 Mental states caused by a mood disorder, a drug or a physical illness are excluded from this definition – they are different phenomena.
 All the primary emotions are conditional upon circumstances – the Wanterfall consists only of reactions to circumstances (the circumstance of getting what you want, and the circumstance of not getting what you want).
 Mental states caused by a mood disorder, a drug or a physical illness are again excluded.
 The warm and friendly, but conditional, nature of propathy is similar to the conditional love described by some authors, notably the late Elisabeth Kübler-Ross.
 Philosophical Musings, a gradually growing series of articles published by Wanterfall eBooks.
 Kübler-Ross always encouraged clients to give full vent to this feeling, reassuring them that "God can take it". (None were struck by lightning).
(Click the number of a footnote to return to its reference in the text)

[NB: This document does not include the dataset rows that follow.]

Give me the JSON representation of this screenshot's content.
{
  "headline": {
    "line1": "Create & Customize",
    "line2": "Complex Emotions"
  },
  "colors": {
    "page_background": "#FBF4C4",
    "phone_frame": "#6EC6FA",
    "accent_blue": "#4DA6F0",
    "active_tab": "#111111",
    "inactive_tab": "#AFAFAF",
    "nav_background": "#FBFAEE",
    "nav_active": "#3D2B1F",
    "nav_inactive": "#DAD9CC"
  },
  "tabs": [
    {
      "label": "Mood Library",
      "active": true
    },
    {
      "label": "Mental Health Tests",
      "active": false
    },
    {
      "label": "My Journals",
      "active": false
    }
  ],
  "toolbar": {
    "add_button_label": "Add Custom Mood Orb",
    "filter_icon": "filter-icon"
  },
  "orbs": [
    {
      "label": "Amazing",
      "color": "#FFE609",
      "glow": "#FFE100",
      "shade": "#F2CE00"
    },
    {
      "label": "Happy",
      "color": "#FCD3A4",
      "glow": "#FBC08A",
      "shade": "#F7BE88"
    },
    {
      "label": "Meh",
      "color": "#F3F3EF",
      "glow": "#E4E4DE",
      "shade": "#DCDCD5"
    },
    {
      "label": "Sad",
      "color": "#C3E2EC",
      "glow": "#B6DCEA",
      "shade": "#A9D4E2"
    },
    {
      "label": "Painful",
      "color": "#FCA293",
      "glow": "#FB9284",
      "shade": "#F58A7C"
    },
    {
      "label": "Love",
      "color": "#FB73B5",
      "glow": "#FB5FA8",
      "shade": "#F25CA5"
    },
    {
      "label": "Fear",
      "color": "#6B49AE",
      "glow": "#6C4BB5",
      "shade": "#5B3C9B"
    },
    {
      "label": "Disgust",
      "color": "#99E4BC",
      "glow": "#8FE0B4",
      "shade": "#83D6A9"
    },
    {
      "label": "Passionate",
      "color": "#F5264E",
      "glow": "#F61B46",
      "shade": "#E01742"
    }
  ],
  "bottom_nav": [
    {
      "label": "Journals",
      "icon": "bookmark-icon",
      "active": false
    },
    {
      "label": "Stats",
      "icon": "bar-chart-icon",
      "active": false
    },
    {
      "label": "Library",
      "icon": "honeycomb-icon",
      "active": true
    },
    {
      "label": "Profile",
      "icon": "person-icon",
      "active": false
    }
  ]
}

HOME DOWNLOADS CONTENTS TOP PREVIOUS NEXT
contact Webmaster Sitemap contact Secretary